- Overall prevalence of hyperthyroidism in the US is estimated to be 2% for women and 0.2% for men.
- More common in white and Hispanic populations in comparison to the black population.
- Graves disease accounts for 60–80% of all cases of hyperthyroidism.
- Predominant age: 30–40 years
- Female gender
- Postpartum period
- Stressful life events
- Medications: Iodine, amiodarone, lithium, highly active antiretroviral (HAART); rarely, immune-modulating medications (i.e., interferon therapy)
- Smoking (higher risk of developing ophthalmopathy)
Higher risk with personal or family history of any autoimmune disease, especially Hashimoto thyroiditis
Screening thyroid-stimulating hormone (TSH) in asymptomatic patients is not recommended.
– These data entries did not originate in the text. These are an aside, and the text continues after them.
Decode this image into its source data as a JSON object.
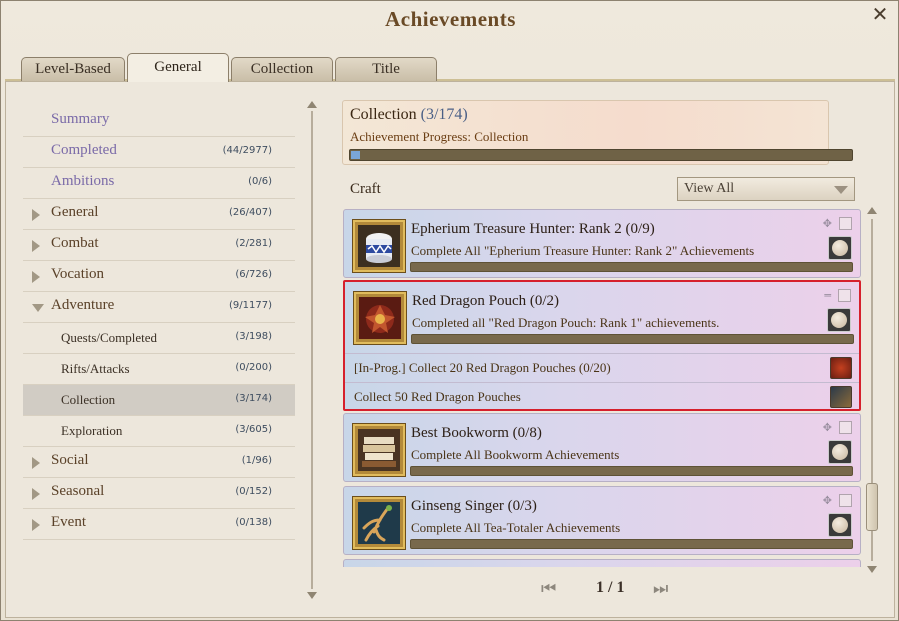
{
  "window": {
    "title": "Achievements",
    "close_glyph": "✕"
  },
  "tabs": [
    {
      "label": "Level-Based"
    },
    {
      "label": "General"
    },
    {
      "label": "Collection"
    },
    {
      "label": "Title"
    }
  ],
  "active_tab": "General",
  "nav": {
    "items": [
      {
        "label": "Summary",
        "count": ""
      },
      {
        "label": "Completed",
        "count": "(44/2977)"
      },
      {
        "label": "Ambitions",
        "count": "(0/6)"
      },
      {
        "label": "General",
        "count": "(26/407)"
      },
      {
        "label": "Combat",
        "count": "(2/281)"
      },
      {
        "label": "Vocation",
        "count": "(6/726)"
      },
      {
        "label": "Adventure",
        "count": "(9/1177)"
      },
      {
        "label": "Quests/Completed",
        "count": "(3/198)"
      },
      {
        "label": "Rifts/Attacks",
        "count": "(0/200)"
      },
      {
        "label": "Collection",
        "count": "(3/174)"
      },
      {
        "label": "Exploration",
        "count": "(3/605)"
      },
      {
        "label": "Social",
        "count": "(1/96)"
      },
      {
        "label": "Seasonal",
        "count": "(0/152)"
      },
      {
        "label": "Event",
        "count": "(0/138)"
      }
    ],
    "selected": "Collection"
  },
  "header": {
    "title": "Collection",
    "count": "(3/174)",
    "subtitle": "Achievement Progress: Collection",
    "progress": 0.017
  },
  "filter": {
    "section": "Craft",
    "value": "View All"
  },
  "achievements": [
    {
      "title": "Epherium Treasure Hunter: Rank 2 (0/9)",
      "desc": "Complete All \"Epherium Treasure Hunter: Rank 2\" Achievements",
      "progress": 0
    },
    {
      "title": "Red Dragon Pouch (0/2)",
      "desc": "Completed all \"Red Dragon Pouch: Rank 1\" achievements.",
      "progress": 0,
      "steps": [
        {
          "text": "[In-Prog.] Collect 20 Red Dragon Pouches (0/20)"
        },
        {
          "text": "Collect 50 Red Dragon Pouches"
        }
      ]
    },
    {
      "title": "Best Bookworm (0/8)",
      "desc": "Complete All Bookworm Achievements",
      "progress": 0
    },
    {
      "title": "Ginseng Singer (0/3)",
      "desc": "Complete All Tea-Totaler Achievements",
      "progress": 0
    }
  ],
  "pager": {
    "label": "1 / 1"
  },
  "colors": {
    "title": "#6a4a26",
    "nav_plain": "#7a6aa8",
    "count": "#3e4d5f",
    "highlight": "#d6202c",
    "progress_fill": "#7aa6d8"
  }
}
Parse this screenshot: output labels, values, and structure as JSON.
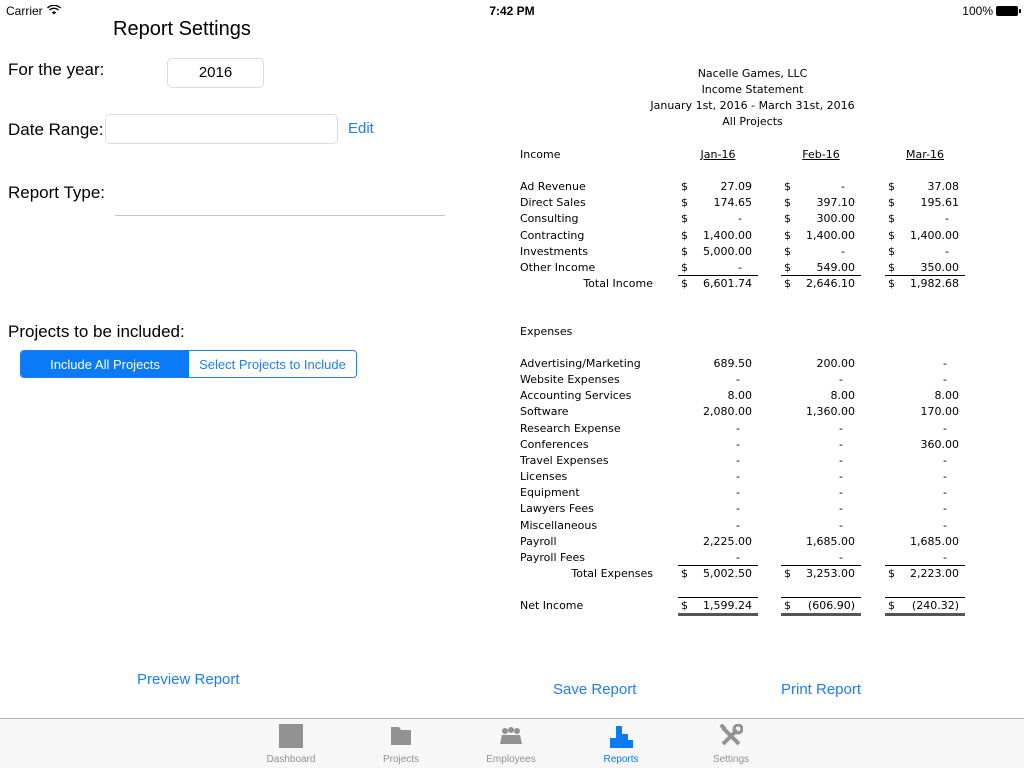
{
  "status_bar": {
    "carrier": "Carrier",
    "time": "7:42 PM",
    "battery": "100%"
  },
  "settings": {
    "title": "Report Settings",
    "year_label": "For the year:",
    "year_value": "2016",
    "date_range_label": "Date Range:",
    "date_range_value": "",
    "edit_label": "Edit",
    "report_type_label": "Report Type:",
    "projects_label": "Projects to be included:",
    "segments": [
      {
        "label": "Include All Projects",
        "selected": true
      },
      {
        "label": "Select Projects to Include",
        "selected": false
      }
    ],
    "preview_label": "Preview Report"
  },
  "actions": {
    "save_label": "Save Report",
    "print_label": "Print Report"
  },
  "report": {
    "company": "Nacelle Games, LLC",
    "statement": "Income Statement",
    "period": "January 1st, 2016 - March 31st, 2016",
    "scope": "All Projects",
    "income_header": "Income",
    "columns": [
      "Jan-16",
      "Feb-16",
      "Mar-16"
    ],
    "income_rows": [
      {
        "label": "Ad Revenue",
        "values": [
          "27.09",
          "-",
          "37.08"
        ]
      },
      {
        "label": "Direct Sales",
        "values": [
          "174.65",
          "397.10",
          "195.61"
        ]
      },
      {
        "label": "Consulting",
        "values": [
          "-",
          "300.00",
          "-"
        ]
      },
      {
        "label": "Contracting",
        "values": [
          "1,400.00",
          "1,400.00",
          "1,400.00"
        ]
      },
      {
        "label": "Investments",
        "values": [
          "5,000.00",
          "-",
          "-"
        ]
      },
      {
        "label": "Other Income",
        "values": [
          "-",
          "549.00",
          "350.00"
        ]
      }
    ],
    "total_income": {
      "label": "Total Income",
      "values": [
        "6,601.74",
        "2,646.10",
        "1,982.68"
      ]
    },
    "expenses_header": "Expenses",
    "expense_rows": [
      {
        "label": "Advertising/Marketing",
        "values": [
          "689.50",
          "200.00",
          "-"
        ]
      },
      {
        "label": "Website Expenses",
        "values": [
          "-",
          "-",
          "-"
        ]
      },
      {
        "label": "Accounting Services",
        "values": [
          "8.00",
          "8.00",
          "8.00"
        ]
      },
      {
        "label": "Software",
        "values": [
          "2,080.00",
          "1,360.00",
          "170.00"
        ]
      },
      {
        "label": "Research Expense",
        "values": [
          "-",
          "-",
          "-"
        ]
      },
      {
        "label": "Conferences",
        "values": [
          "-",
          "-",
          "360.00"
        ]
      },
      {
        "label": "Travel Expenses",
        "values": [
          "-",
          "-",
          "-"
        ]
      },
      {
        "label": "Licenses",
        "values": [
          "-",
          "-",
          "-"
        ]
      },
      {
        "label": "Equipment",
        "values": [
          "-",
          "-",
          "-"
        ]
      },
      {
        "label": "Lawyers Fees",
        "values": [
          "-",
          "-",
          "-"
        ]
      },
      {
        "label": "Miscellaneous",
        "values": [
          "-",
          "-",
          "-"
        ]
      },
      {
        "label": "Payroll",
        "values": [
          "2,225.00",
          "1,685.00",
          "1,685.00"
        ]
      },
      {
        "label": "Payroll Fees",
        "values": [
          "-",
          "-",
          "-"
        ]
      }
    ],
    "total_expenses": {
      "label": "Total Expenses",
      "values": [
        "5,002.50",
        "3,253.00",
        "2,223.00"
      ]
    },
    "net_income": {
      "label": "Net Income",
      "values": [
        "1,599.24",
        "(606.90)",
        "(240.32)"
      ]
    },
    "currency_symbol": "$"
  },
  "tabs": [
    {
      "label": "Dashboard",
      "icon": "dashboard-icon",
      "active": false
    },
    {
      "label": "Projects",
      "icon": "folder-icon",
      "active": false
    },
    {
      "label": "Employees",
      "icon": "people-icon",
      "active": false
    },
    {
      "label": "Reports",
      "icon": "chart-icon",
      "active": true
    },
    {
      "label": "Settings",
      "icon": "tools-icon",
      "active": false
    }
  ],
  "colors": {
    "accent": "#0a7af6",
    "inactive_tab": "#929292"
  }
}
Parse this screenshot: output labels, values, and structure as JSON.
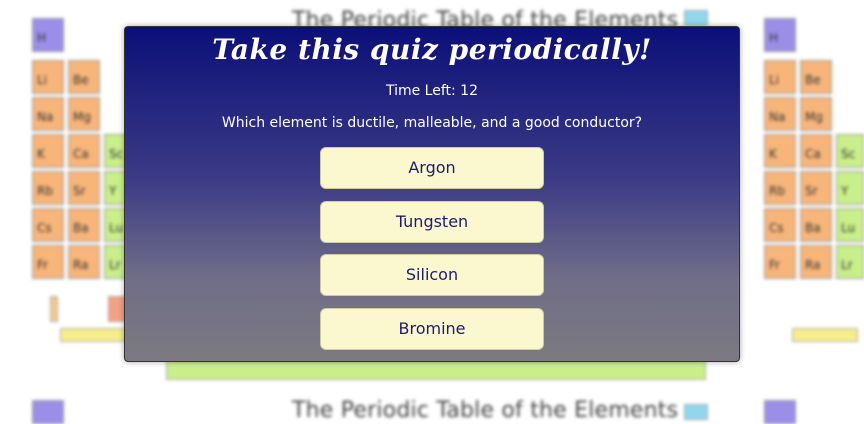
{
  "background": {
    "table_title": "The Periodic Table of the Elements",
    "left_column_elements": [
      "H",
      "Li",
      "Na",
      "K",
      "Rb",
      "Cs",
      "Fr"
    ],
    "second_column_elements": [
      "Be",
      "Mg",
      "Ca",
      "Sr",
      "Ba",
      "Ra"
    ],
    "third_column_elements": [
      "Sc",
      "Y",
      "Lu",
      "Lr"
    ]
  },
  "quiz": {
    "title": "Take this quiz periodically!",
    "timer_text": "Time Left: 12",
    "question": "Which element is ductile, malleable, and a good conductor?",
    "answers": [
      "Argon",
      "Tungsten",
      "Silicon",
      "Bromine"
    ]
  },
  "colors": {
    "modal_top": "#0c0f78",
    "modal_bottom": "#7c7a80",
    "answer_bg": "#fbf8d0",
    "answer_text": "#1e1a6e",
    "alkali": "#f7b57a",
    "hydrogen": "#9a8ee8",
    "transition": "#c9ef8a"
  }
}
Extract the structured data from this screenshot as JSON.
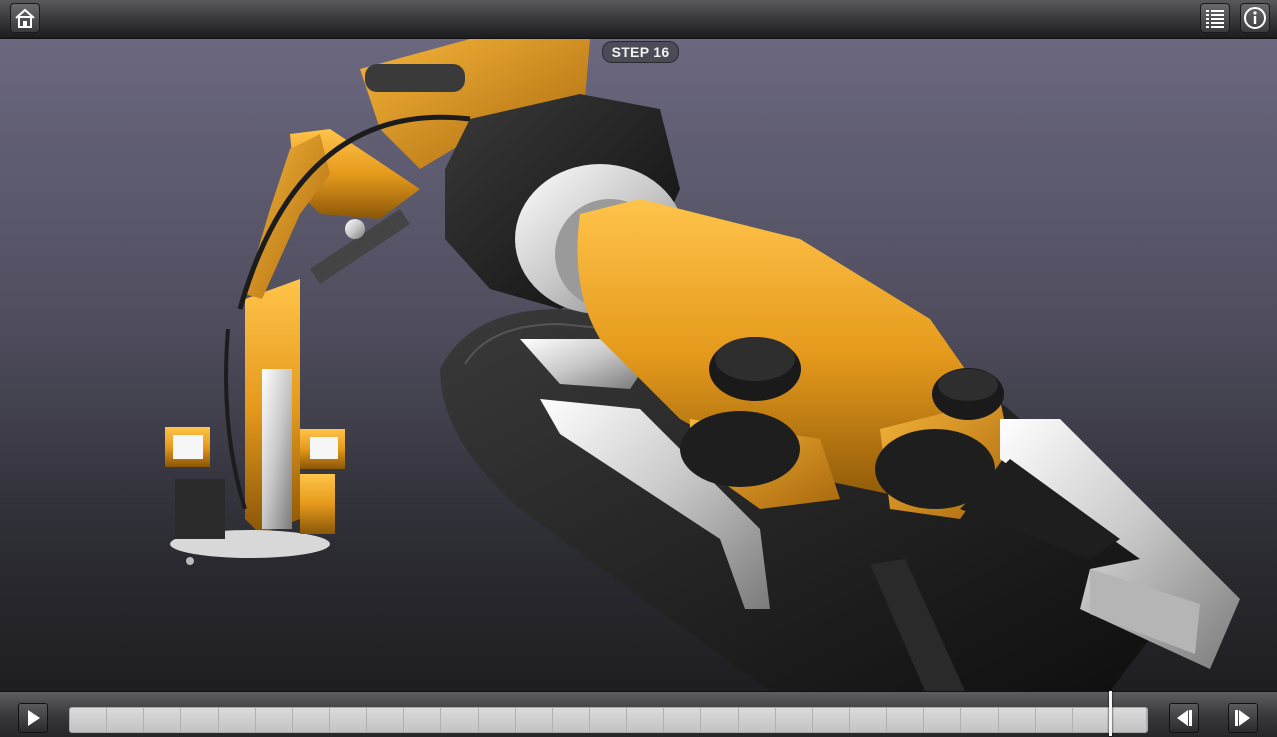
{
  "toolbar": {
    "home_icon": "home-icon",
    "steps_list_icon": "list-icon",
    "info_icon": "info-icon"
  },
  "viewer": {
    "step_label": "STEP 16"
  },
  "playback": {
    "play_icon": "play-icon",
    "prev_step_icon": "step-back-icon",
    "next_step_icon": "step-forward-icon",
    "timeline_progress": 0.965
  },
  "colors": {
    "model_orange": "#e59a1c",
    "model_black": "#1a1a1a",
    "model_silver": "#d0d0d0",
    "background_top": "#6b6880",
    "background_bottom": "#1e1e22"
  }
}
No data conclusively show that treatment of subclinical thyroid dysfunction improves quality of life or clinical outcome measures (1)[A].
- Excessive production of TSH receptor antibodies from B cells primarily within the thyroid, likely due to genetic clonal lack of suppressor T cells
- Binding of these antibodies to TSH receptors in the thyroid causes increased production of thyroid hormone.
- Binding to similar antigen in retro-orbital connective tissue causes ocular symptoms.
Commonly Associated Conditions
- Mitral valve prolapse
- Hypokalemic periodic paralysis